Retype the whole listing below exactly, keeping every picture out of it.
====== DATA TO PROCESS ======
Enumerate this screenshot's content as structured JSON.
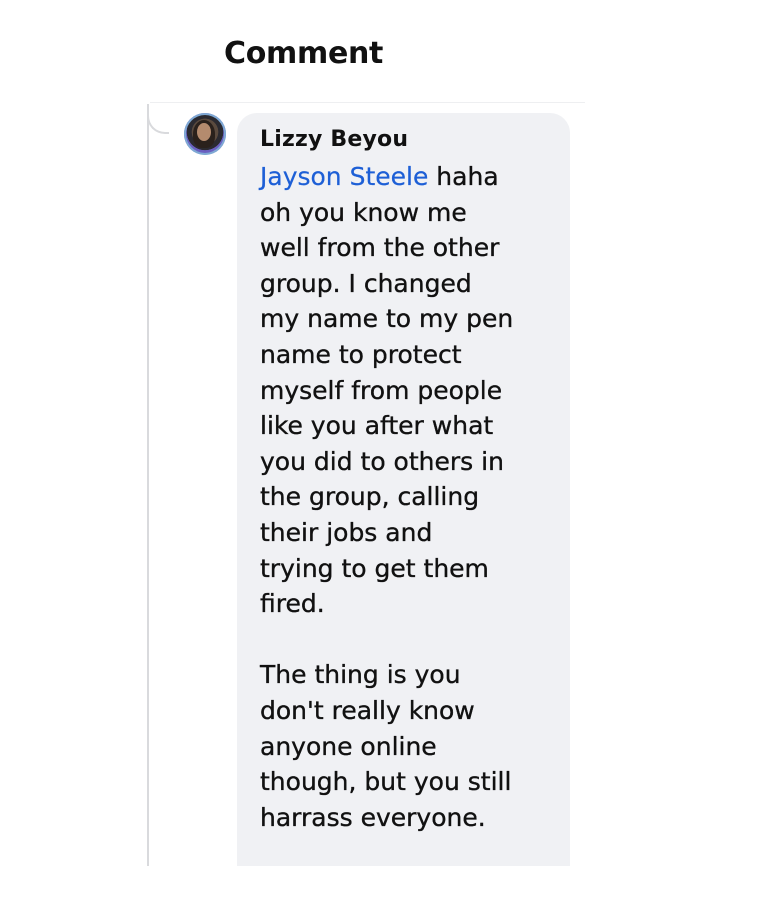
{
  "header": {
    "title": "Comment"
  },
  "comment": {
    "author": "Lizzy Beyou",
    "mention": "Jayson Steele",
    "first_line_rest": " haha",
    "paragraph1_lines": [
      "oh you know me",
      "well from the other",
      "group. I changed",
      "my name to my pen",
      "name to protect",
      "myself from people",
      "like you after what",
      "you did to others in",
      "the group, calling",
      "their jobs and",
      "trying to get them",
      "fired."
    ],
    "paragraph2_lines": [
      "The thing is you",
      "don't really know",
      "anyone online",
      "though, but you still",
      "harrass everyone."
    ]
  },
  "colors": {
    "mention": "#1d5fd6",
    "bubble": "#f0f1f4",
    "text": "#111111",
    "thread_line": "#d9dadd"
  },
  "icons": {
    "avatar": "profile-photo"
  }
}
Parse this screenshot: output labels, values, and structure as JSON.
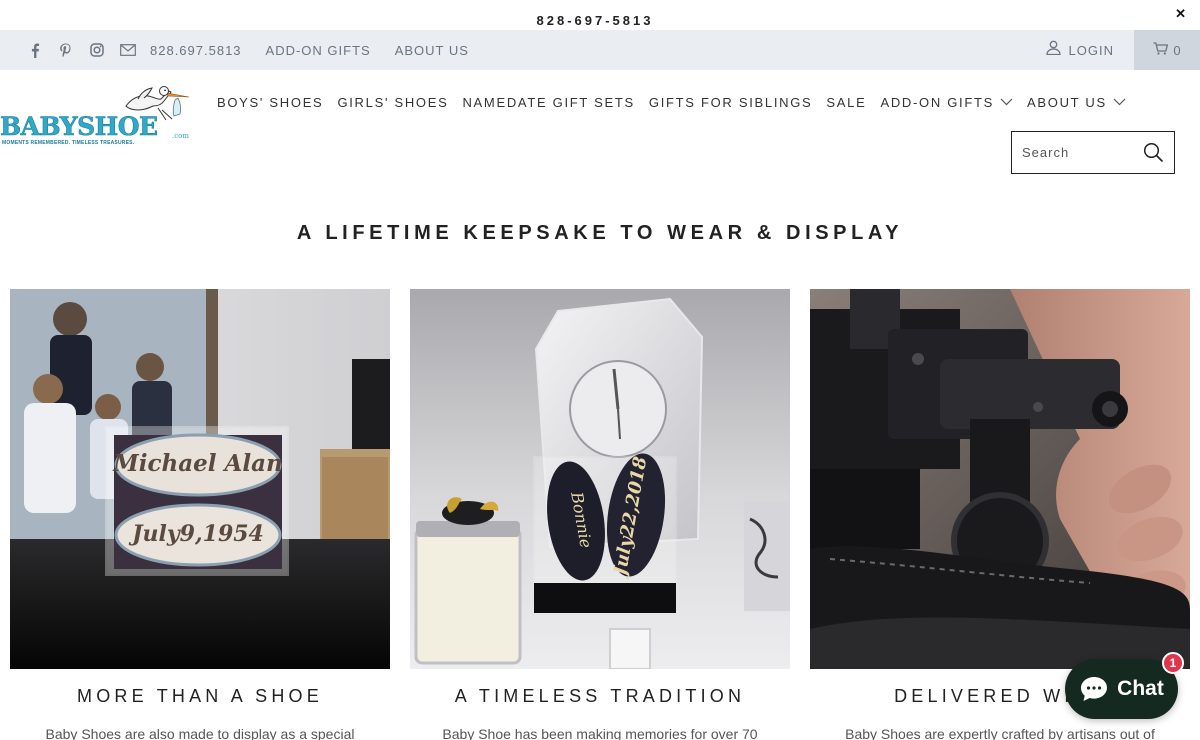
{
  "announcement": {
    "phone": "828-697-5813",
    "close": "✕"
  },
  "topbar": {
    "social_icons": [
      "facebook-icon",
      "pinterest-icon",
      "instagram-icon",
      "email-icon"
    ],
    "phone": "828.697.5813",
    "links": [
      "ADD-ON GIFTS",
      "ABOUT US"
    ],
    "login": "LOGIN",
    "cart_count": "0"
  },
  "logo": {
    "word": "BABYSHOE",
    "suffix": ".com",
    "tagline": "MOMENTS REMEMBERED. TIMELESS TREASURES."
  },
  "nav": {
    "items": [
      {
        "label": "BOYS' SHOES",
        "dropdown": false
      },
      {
        "label": "GIRLS' SHOES",
        "dropdown": false
      },
      {
        "label": "NAMEDATE GIFT SETS",
        "dropdown": false
      },
      {
        "label": "GIFTS FOR SIBLINGS",
        "dropdown": false
      },
      {
        "label": "SALE",
        "dropdown": false
      },
      {
        "label": "ADD-ON GIFTS",
        "dropdown": true
      },
      {
        "label": "ABOUT US",
        "dropdown": true
      }
    ]
  },
  "search": {
    "placeholder": "Search"
  },
  "section": {
    "heading": "A LIFETIME KEEPSAKE TO WEAR & DISPLAY"
  },
  "cards": [
    {
      "title": "MORE THAN A SHOE",
      "desc": "Baby Shoes are also made to display as a special",
      "engraving_1": "Michael Alan",
      "engraving_2": "July9,1954"
    },
    {
      "title": "A TIMELESS TRADITION",
      "desc": "Baby Shoe has been making memories for over 70",
      "engraving_1": "Bonnie",
      "engraving_2": "July22,2018"
    },
    {
      "title": "DELIVERED WITH",
      "desc": "Baby Shoes are expertly crafted by artisans out of"
    }
  ],
  "chat": {
    "label": "Chat",
    "badge": "1"
  },
  "colors": {
    "topbar_bg": "#eaeef2",
    "cart_bg": "#cfd6de",
    "logo_blue": "#2fa9c7",
    "chat_bg": "#14291f",
    "badge": "#e0364c"
  }
}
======
WRITTEN SOLUTION —
Enumerate this screenshot's content as structured JSON.
{
  "header": {
    "title": "Comment"
  },
  "comment": {
    "author": "Lizzy Beyou",
    "mention": "Jayson Steele",
    "first_line_rest": " haha",
    "paragraph1_lines": [
      "oh you know me",
      "well from the other",
      "group. I changed",
      "my name to my pen",
      "name to protect",
      "myself from people",
      "like you after what",
      "you did to others in",
      "the group, calling",
      "their jobs and",
      "trying to get them",
      "fired."
    ],
    "paragraph2_lines": [
      "The thing is you",
      "don't really know",
      "anyone online",
      "though, but you still",
      "harrass everyone."
    ]
  },
  "colors": {
    "mention": "#1d5fd6",
    "bubble": "#f0f1f4",
    "text": "#111111",
    "thread_line": "#d9dadd"
  },
  "icons": {
    "avatar": "profile-photo"
  }
}
Parse this screenshot: output labels, values, and structure as JSON.
{
  "announcement": {
    "phone": "828-697-5813",
    "close": "✕"
  },
  "topbar": {
    "social_icons": [
      "facebook-icon",
      "pinterest-icon",
      "instagram-icon",
      "email-icon"
    ],
    "phone": "828.697.5813",
    "links": [
      "ADD-ON GIFTS",
      "ABOUT US"
    ],
    "login": "LOGIN",
    "cart_count": "0"
  },
  "logo": {
    "word": "BABYSHOE",
    "suffix": ".com",
    "tagline": "MOMENTS REMEMBERED. TIMELESS TREASURES."
  },
  "nav": {
    "items": [
      {
        "label": "BOYS' SHOES",
        "dropdown": false
      },
      {
        "label": "GIRLS' SHOES",
        "dropdown": false
      },
      {
        "label": "NAMEDATE GIFT SETS",
        "dropdown": false
      },
      {
        "label": "GIFTS FOR SIBLINGS",
        "dropdown": false
      },
      {
        "label": "SALE",
        "dropdown": false
      },
      {
        "label": "ADD-ON GIFTS",
        "dropdown": true
      },
      {
        "label": "ABOUT US",
        "dropdown": true
      }
    ]
  },
  "search": {
    "placeholder": "Search"
  },
  "section": {
    "heading": "A LIFETIME KEEPSAKE TO WEAR & DISPLAY"
  },
  "cards": [
    {
      "title": "MORE THAN A SHOE",
      "desc": "Baby Shoes are also made to display as a special",
      "engraving_1": "Michael Alan",
      "engraving_2": "July9,1954"
    },
    {
      "title": "A TIMELESS TRADITION",
      "desc": "Baby Shoe has been making memories for over 70",
      "engraving_1": "Bonnie",
      "engraving_2": "July22,2018"
    },
    {
      "title": "DELIVERED WITH",
      "desc": "Baby Shoes are expertly crafted by artisans out of"
    }
  ],
  "chat": {
    "label": "Chat",
    "badge": "1"
  },
  "colors": {
    "topbar_bg": "#eaeef2",
    "cart_bg": "#cfd6de",
    "logo_blue": "#2fa9c7",
    "chat_bg": "#14291f",
    "badge": "#e0364c"
  }
}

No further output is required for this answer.